Longtime audio engineer and professor Benj Kanters now focuses on hearing conservation.
Marla Paul, the blogger behind the Instagram feed @rebellewithmarla, photographs street fashion in Chicago. She scouts the sidewalks for distinctively stylish humans or critters, then shares their outfits and personal fashion stories.
Our Class of 2019 "Grads to Watch" feature includes Alessandra El Chanti, the Northwestern University in Qatar Dean’s Award recipient; cricket club founder and business leader Ali Qureshi; pre-med and journalism double major Courtney Zhu; trumpeter, pianist and composer Sam Wolsk; equity advocate Madisen Hursey; and Darby Hopper, a speechwriter for Illinois Gov. JB Pritzker.
Northwestern psychologist Vijay Mittal says human behavior is made up of three primary components: emotion, cognition and motor activity. By examining motor behavior as both an early signal and a treatment tool, Mittal hopes to stop psychosis in its tracks.
In fall 2018 New York Times investigative reporter Barstow and his colleagues Susanne Craig and Russ Buettner wrapped up an 18-month investigation into President Donald Trump’s personal finances.The investigative pieces earned Barstow and his colleagues the Pulitzer Prize for Explanatory Reporting. It is Barstow’s fourth Pulitzer.
After three years spent dreaming about the hike, Elizabeth Weingarten decided to climb Mount Kilimanjaro the week of her 30th birthday — the perfect moment to figure out what she was doing with her life.
Twenty years ago, Ryan DuVal ’02 moved into his room in Bobb-McCulloch Hall a few days early.

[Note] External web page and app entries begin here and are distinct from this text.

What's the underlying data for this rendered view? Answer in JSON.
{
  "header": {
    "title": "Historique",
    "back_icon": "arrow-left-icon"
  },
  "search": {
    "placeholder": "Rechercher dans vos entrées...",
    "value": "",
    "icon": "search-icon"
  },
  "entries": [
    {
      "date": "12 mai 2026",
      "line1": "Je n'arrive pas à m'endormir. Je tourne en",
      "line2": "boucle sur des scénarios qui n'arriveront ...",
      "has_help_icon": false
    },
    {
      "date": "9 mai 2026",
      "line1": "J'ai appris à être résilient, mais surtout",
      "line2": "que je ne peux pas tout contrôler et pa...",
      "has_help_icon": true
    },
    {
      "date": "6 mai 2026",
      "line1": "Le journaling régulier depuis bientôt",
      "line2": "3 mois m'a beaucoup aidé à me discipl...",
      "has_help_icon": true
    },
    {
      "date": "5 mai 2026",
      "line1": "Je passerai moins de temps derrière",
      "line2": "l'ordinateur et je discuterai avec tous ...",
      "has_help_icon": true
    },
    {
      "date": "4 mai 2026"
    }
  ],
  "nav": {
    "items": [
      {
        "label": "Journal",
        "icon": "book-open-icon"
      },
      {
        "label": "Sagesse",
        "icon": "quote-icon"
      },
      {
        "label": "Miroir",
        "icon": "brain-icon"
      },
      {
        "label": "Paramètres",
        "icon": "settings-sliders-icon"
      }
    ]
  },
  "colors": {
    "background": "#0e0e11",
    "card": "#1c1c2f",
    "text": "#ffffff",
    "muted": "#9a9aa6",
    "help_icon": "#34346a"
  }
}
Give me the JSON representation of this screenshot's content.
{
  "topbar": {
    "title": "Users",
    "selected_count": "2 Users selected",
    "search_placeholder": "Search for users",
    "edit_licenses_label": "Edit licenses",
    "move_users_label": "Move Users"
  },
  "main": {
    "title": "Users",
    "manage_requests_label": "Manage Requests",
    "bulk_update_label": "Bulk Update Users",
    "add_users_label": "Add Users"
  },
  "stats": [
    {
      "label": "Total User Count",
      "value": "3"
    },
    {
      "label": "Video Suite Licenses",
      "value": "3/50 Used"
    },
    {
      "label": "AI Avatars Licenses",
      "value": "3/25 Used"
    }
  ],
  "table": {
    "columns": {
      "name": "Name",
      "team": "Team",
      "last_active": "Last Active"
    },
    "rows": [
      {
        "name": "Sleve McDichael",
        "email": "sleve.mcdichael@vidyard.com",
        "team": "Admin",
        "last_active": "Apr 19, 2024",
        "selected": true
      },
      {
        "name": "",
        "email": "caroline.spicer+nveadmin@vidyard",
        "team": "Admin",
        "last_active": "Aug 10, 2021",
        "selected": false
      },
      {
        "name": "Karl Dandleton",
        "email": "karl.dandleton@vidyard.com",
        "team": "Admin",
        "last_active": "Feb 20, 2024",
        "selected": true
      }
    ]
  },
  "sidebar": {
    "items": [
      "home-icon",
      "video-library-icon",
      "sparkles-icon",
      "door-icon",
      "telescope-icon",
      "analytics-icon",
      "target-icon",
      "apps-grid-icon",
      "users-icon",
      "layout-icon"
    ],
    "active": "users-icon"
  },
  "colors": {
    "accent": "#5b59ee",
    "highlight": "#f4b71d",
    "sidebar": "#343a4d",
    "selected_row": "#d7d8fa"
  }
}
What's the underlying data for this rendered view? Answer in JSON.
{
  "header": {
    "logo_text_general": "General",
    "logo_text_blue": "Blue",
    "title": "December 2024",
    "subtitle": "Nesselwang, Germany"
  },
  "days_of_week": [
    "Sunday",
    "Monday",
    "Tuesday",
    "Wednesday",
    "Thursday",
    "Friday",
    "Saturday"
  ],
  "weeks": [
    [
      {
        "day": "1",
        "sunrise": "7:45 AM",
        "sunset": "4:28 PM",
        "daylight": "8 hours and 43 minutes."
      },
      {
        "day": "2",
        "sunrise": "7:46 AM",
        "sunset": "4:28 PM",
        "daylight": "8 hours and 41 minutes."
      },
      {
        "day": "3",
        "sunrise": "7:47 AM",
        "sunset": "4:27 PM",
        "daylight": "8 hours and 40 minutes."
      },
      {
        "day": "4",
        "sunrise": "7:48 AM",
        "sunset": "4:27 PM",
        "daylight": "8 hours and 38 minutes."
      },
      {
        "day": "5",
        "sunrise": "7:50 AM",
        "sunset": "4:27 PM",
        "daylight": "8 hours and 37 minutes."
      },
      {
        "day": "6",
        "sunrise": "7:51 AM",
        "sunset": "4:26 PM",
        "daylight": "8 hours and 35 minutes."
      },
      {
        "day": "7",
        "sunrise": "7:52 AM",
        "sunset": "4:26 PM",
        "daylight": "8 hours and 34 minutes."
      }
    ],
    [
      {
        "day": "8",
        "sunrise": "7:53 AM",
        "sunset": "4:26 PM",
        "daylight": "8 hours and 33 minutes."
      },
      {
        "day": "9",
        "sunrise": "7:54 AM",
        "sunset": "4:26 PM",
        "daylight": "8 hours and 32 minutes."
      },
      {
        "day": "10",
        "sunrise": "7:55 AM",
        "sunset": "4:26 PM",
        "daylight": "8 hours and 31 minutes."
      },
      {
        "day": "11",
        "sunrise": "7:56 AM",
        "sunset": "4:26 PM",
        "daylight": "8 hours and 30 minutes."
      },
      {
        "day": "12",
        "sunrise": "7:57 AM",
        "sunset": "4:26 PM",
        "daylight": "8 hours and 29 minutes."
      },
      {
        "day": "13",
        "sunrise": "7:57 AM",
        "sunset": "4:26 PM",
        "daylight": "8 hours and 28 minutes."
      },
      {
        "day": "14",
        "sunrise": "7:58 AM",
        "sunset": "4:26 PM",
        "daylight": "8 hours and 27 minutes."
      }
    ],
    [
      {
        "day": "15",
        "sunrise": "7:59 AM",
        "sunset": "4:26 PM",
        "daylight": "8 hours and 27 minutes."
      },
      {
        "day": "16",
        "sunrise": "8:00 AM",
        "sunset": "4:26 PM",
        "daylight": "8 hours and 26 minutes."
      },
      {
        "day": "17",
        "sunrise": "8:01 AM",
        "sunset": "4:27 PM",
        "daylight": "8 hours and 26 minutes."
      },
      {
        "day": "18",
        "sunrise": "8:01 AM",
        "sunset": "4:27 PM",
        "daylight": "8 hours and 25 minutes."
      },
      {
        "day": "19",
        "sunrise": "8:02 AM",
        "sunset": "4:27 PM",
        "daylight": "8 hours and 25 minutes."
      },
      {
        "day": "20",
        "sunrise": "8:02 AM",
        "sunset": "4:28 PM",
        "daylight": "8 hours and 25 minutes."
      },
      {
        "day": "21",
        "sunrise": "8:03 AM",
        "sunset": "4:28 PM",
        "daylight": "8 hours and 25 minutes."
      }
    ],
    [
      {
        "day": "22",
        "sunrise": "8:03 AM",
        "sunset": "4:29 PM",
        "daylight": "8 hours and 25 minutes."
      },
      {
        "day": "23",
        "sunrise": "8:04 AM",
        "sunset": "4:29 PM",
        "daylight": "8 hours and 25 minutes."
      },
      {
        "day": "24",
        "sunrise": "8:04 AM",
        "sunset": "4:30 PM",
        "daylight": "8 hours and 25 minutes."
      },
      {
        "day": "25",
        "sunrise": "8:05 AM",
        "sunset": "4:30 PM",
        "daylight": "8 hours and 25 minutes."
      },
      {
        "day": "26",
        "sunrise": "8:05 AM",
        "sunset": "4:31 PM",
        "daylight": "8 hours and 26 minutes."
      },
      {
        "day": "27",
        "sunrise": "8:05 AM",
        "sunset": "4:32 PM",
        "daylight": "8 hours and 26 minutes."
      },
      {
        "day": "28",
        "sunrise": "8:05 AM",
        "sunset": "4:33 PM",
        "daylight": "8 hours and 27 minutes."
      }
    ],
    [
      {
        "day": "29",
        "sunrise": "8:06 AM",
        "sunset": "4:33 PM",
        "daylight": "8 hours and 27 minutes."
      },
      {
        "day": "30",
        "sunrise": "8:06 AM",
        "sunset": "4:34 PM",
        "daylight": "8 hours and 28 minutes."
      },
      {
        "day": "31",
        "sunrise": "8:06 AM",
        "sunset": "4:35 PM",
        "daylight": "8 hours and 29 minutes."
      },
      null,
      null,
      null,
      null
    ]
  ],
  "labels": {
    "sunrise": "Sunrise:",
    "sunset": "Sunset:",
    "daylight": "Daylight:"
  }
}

Inspired by a trip to Italy, he decided to paint three scenes from the Sistine Chapel ceiling in his dorm room — and inadvertently became a national sensation.
Although Generation Z — kids born after 1996 — is in some ways just forming its identity, the group is already shaping our society, says Northwestern anthropologist Shalini Shankar. In her new book, Beeline: What Spelling Bees Reveal About Generation Z’s New Path to Success, Shankar interviews spelling bee participants and their parents to understand what insights the competition can offer into the characteristics of Gen Z.
When he was 13, Balu Natarajan ’92, ’96 MD, ’99 GME became the first child of South Asian immigrants to win the Scripps National Spelling Bee by correctly spelling the word “milieu.” “When I was competing, I had no idea that I was representing a community,” Natarajan says. “I quickly learned that the victory was embraced by the Indian community in particular.
Alzheimer’s disease is most commonly diagnosed in people over age 65. That, says molecular biosciences professor Richard Morimoto, offers a critical clue to understanding Alzheimer’s and other neurodegenerative diseases.